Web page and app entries
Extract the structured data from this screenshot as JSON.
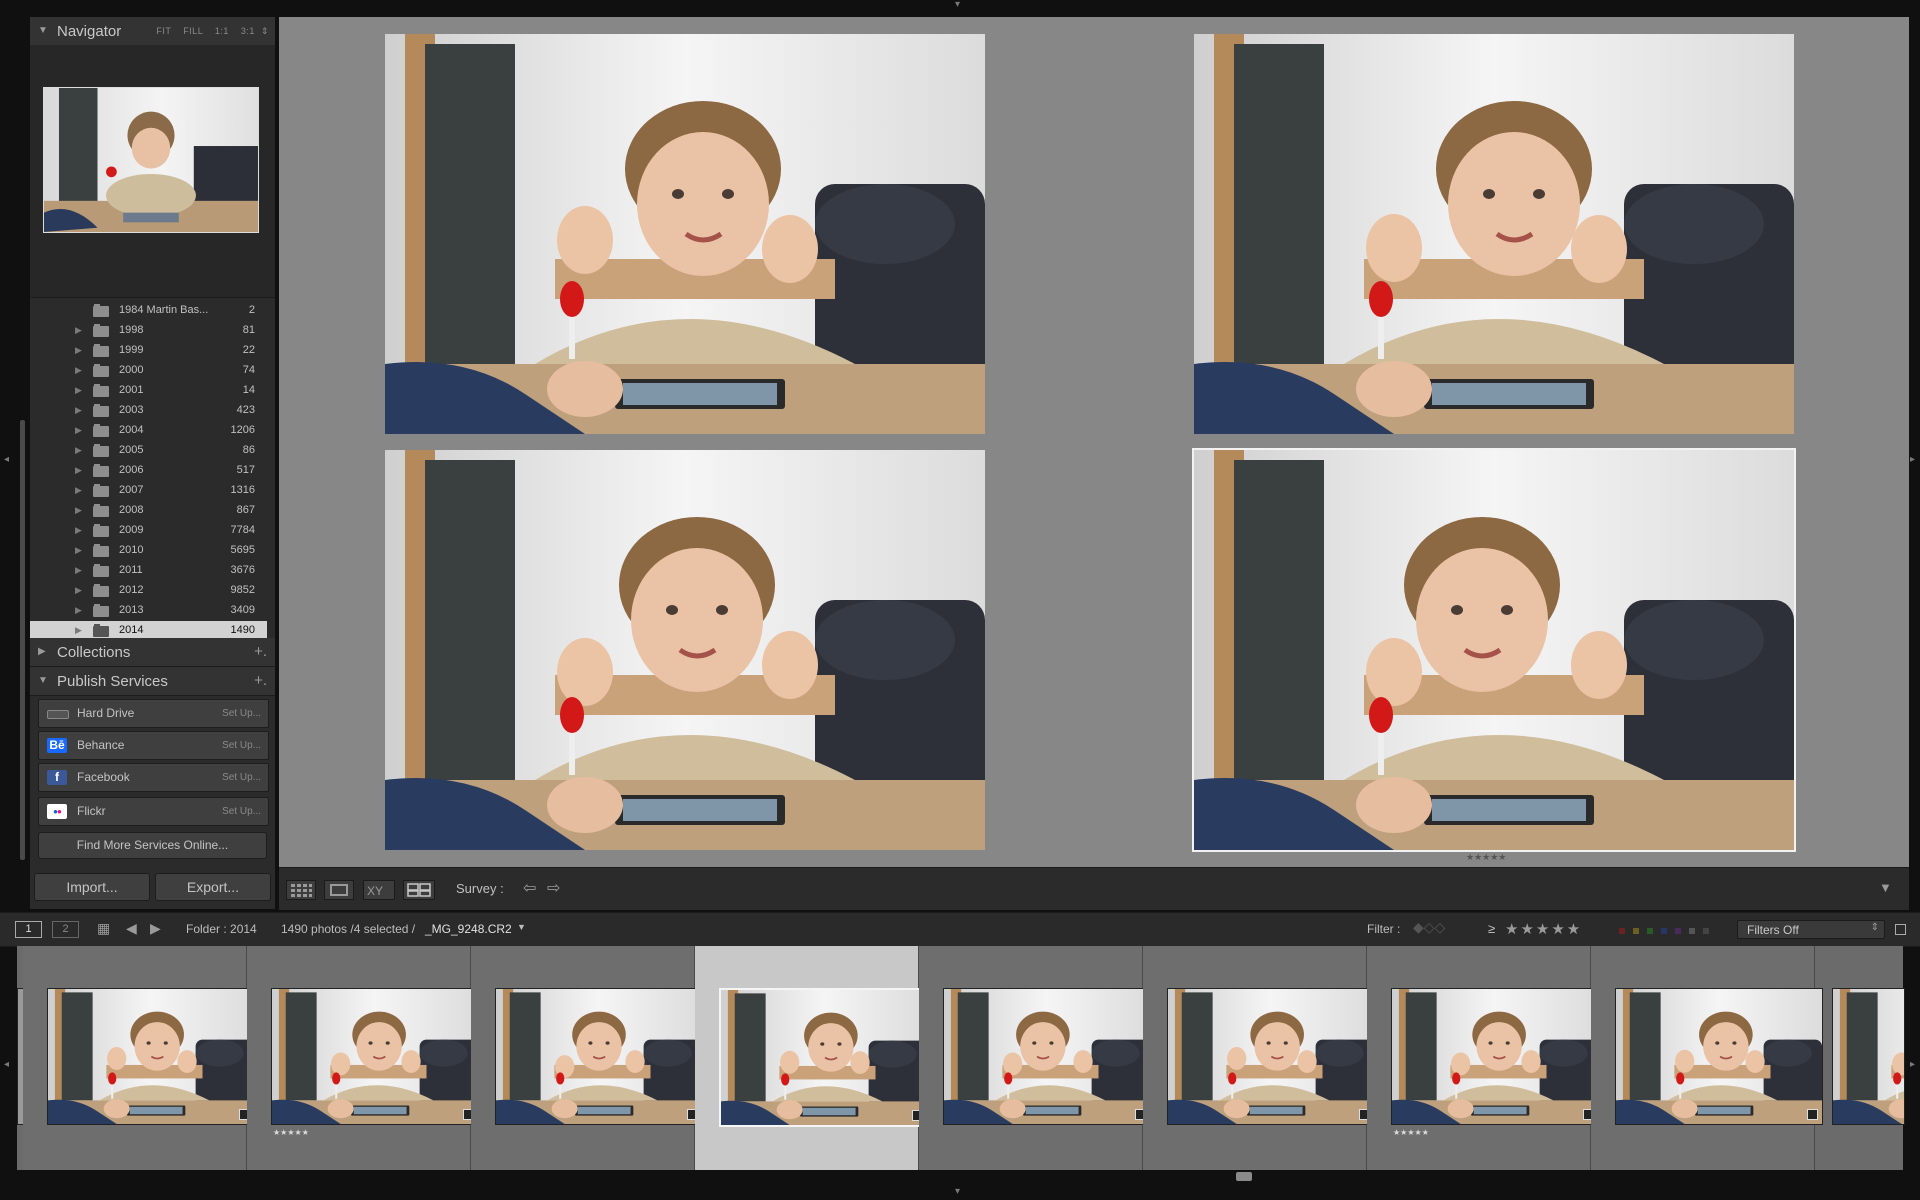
{
  "navigator": {
    "title": "Navigator",
    "modes": [
      "FIT",
      "FILL",
      "1:1",
      "3:1"
    ]
  },
  "folders": [
    {
      "name": "1984 Martin Bas...",
      "count": "2"
    },
    {
      "name": "1998",
      "count": "81"
    },
    {
      "name": "1999",
      "count": "22"
    },
    {
      "name": "2000",
      "count": "74"
    },
    {
      "name": "2001",
      "count": "14"
    },
    {
      "name": "2003",
      "count": "423"
    },
    {
      "name": "2004",
      "count": "1206"
    },
    {
      "name": "2005",
      "count": "86"
    },
    {
      "name": "2006",
      "count": "517"
    },
    {
      "name": "2007",
      "count": "1316"
    },
    {
      "name": "2008",
      "count": "867"
    },
    {
      "name": "2009",
      "count": "7784"
    },
    {
      "name": "2010",
      "count": "5695"
    },
    {
      "name": "2011",
      "count": "3676"
    },
    {
      "name": "2012",
      "count": "9852"
    },
    {
      "name": "2013",
      "count": "3409"
    },
    {
      "name": "2014",
      "count": "1490"
    }
  ],
  "collections": {
    "title": "Collections"
  },
  "publish": {
    "title": "Publish Services",
    "services": [
      {
        "name": "Hard Drive",
        "action": "Set Up...",
        "icon": "hard-drive-icon",
        "icon_text": "",
        "color": "#555555"
      },
      {
        "name": "Behance",
        "action": "Set Up...",
        "icon": "behance-icon",
        "icon_text": "Bē",
        "color": "#1769ff"
      },
      {
        "name": "Facebook",
        "action": "Set Up...",
        "icon": "facebook-icon",
        "icon_text": "f",
        "color": "#3b5998"
      },
      {
        "name": "Flickr",
        "action": "Set Up...",
        "icon": "flickr-icon",
        "icon_text": "●●",
        "color": "#ffffff"
      }
    ],
    "find_more": "Find More Services Online..."
  },
  "buttons": {
    "import": "Import...",
    "export": "Export..."
  },
  "toolbar": {
    "survey_label": "Survey :"
  },
  "filter_bar": {
    "page_1": "1",
    "page_2": "2",
    "folder": "Folder : 2014",
    "status": "1490 photos /4 selected /",
    "filename": "_MG_9248.CR2",
    "filter_label": "Filter :",
    "rating_op": "≥",
    "rating_stars": "★★★★★",
    "filter_value": "Filters Off"
  },
  "survey_rating": "★★★★★",
  "filmstrip_stars": "★★★★★",
  "colors": {
    "accent_selected": "#d2d2d2",
    "panel": "#2b2b2b",
    "center_bg": "#878787"
  }
}
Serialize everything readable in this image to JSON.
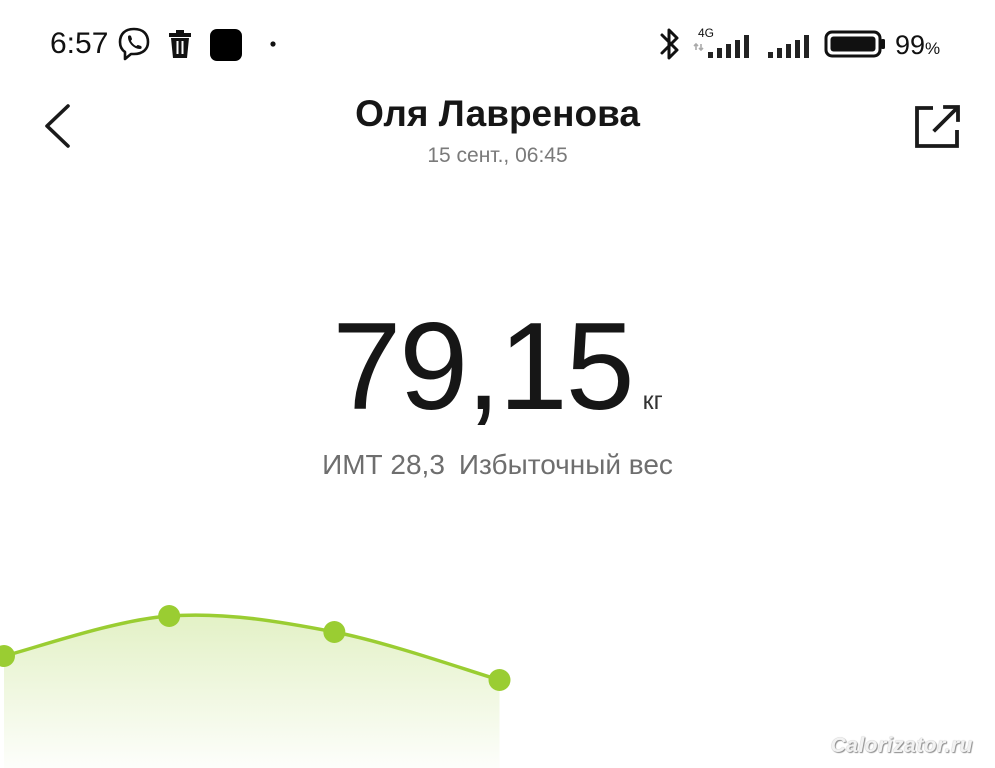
{
  "status_bar": {
    "time": "6:57",
    "network_label": "4G",
    "battery_percent": "99",
    "battery_percent_sign": "%",
    "icons": [
      "viber-icon",
      "trash-icon",
      "app-notification-icon",
      "dot-icon",
      "bluetooth-icon",
      "signal-4g-icon",
      "signal-icon",
      "battery-icon"
    ]
  },
  "header": {
    "title": "Оля Лавренова",
    "subtitle": "15 сент., 06:45",
    "back_icon": "chevron-left-icon",
    "share_icon": "share-external-icon"
  },
  "measurement": {
    "weight": "79,15",
    "unit": "кг",
    "bmi_label": "ИМТ 28,3",
    "bmi_status": "Избыточный вес"
  },
  "chart_data": {
    "type": "area",
    "title": "",
    "xlabel": "",
    "ylabel": "",
    "grid": false,
    "legend": "none",
    "line_color": "#9acd32",
    "point_color": "#9acd32",
    "fill_color": "#9acd32",
    "x": [
      0,
      1,
      2,
      3
    ],
    "series": [
      {
        "values": [
          79.3,
          79.55,
          79.45,
          79.15
        ]
      }
    ],
    "ylim": [
      78.6,
      79.9
    ],
    "xlim": [
      0,
      6
    ]
  },
  "watermark": "Calorizator.ru"
}
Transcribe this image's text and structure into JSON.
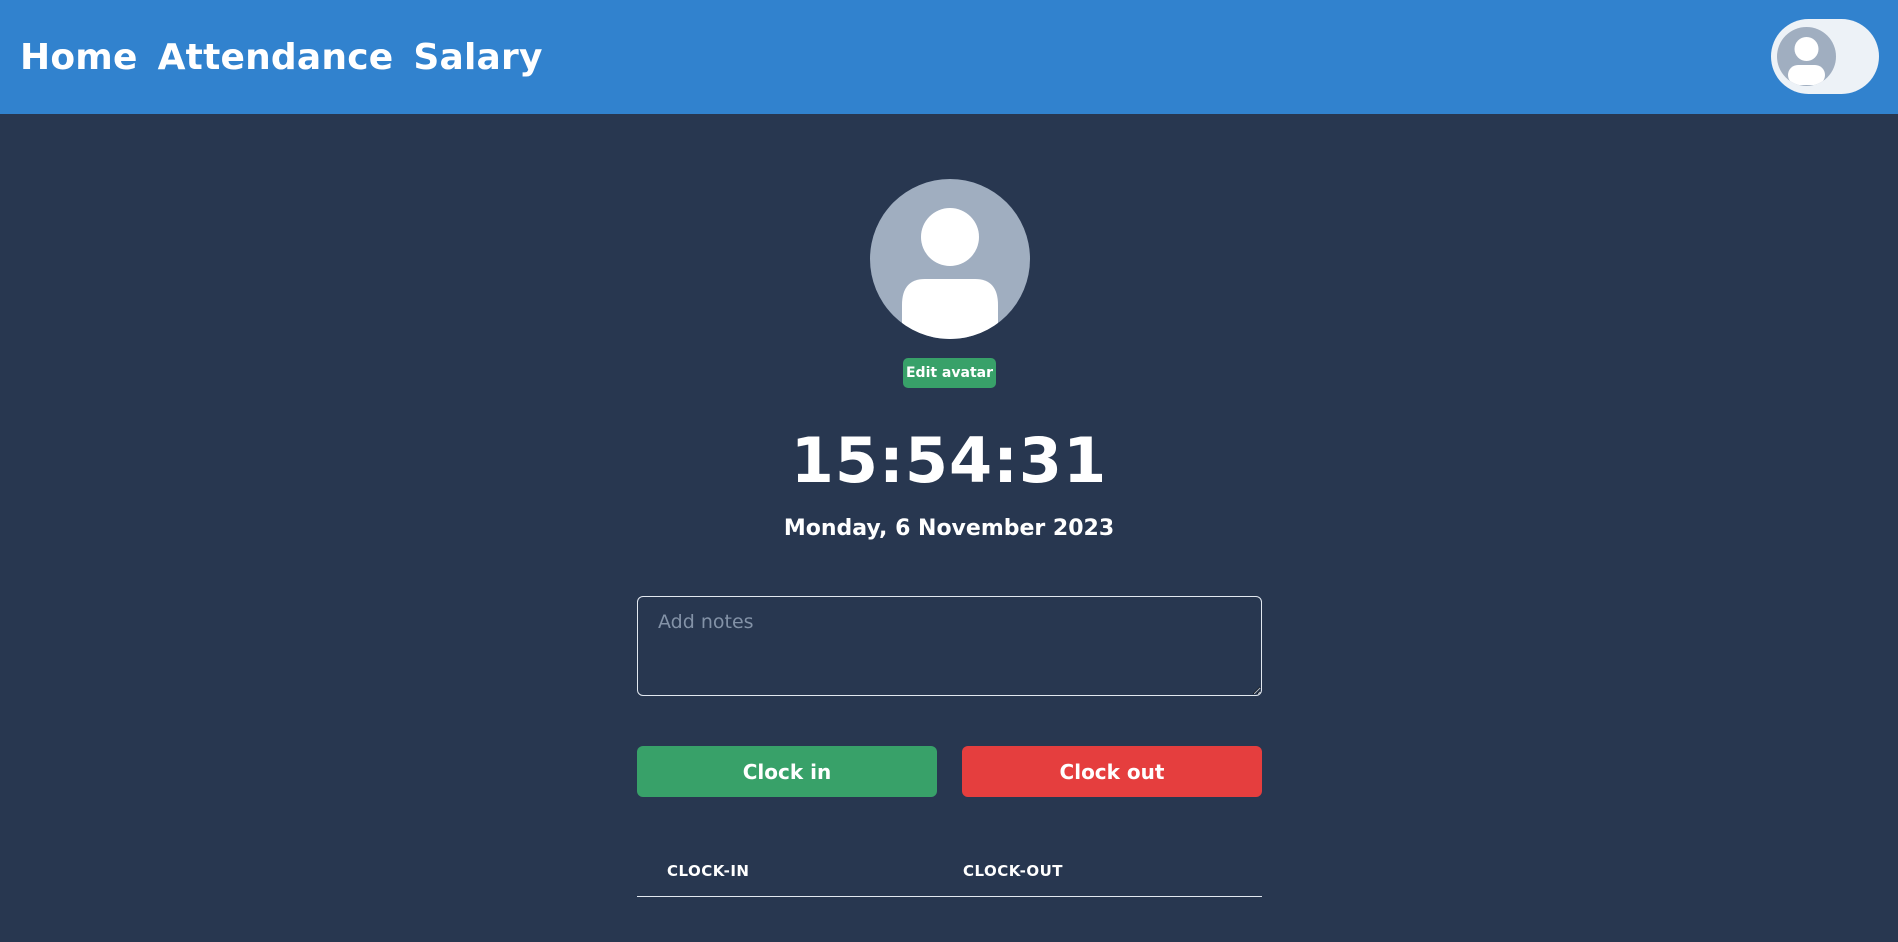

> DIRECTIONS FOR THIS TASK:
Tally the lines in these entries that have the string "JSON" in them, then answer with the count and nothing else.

> SOLUTION:
3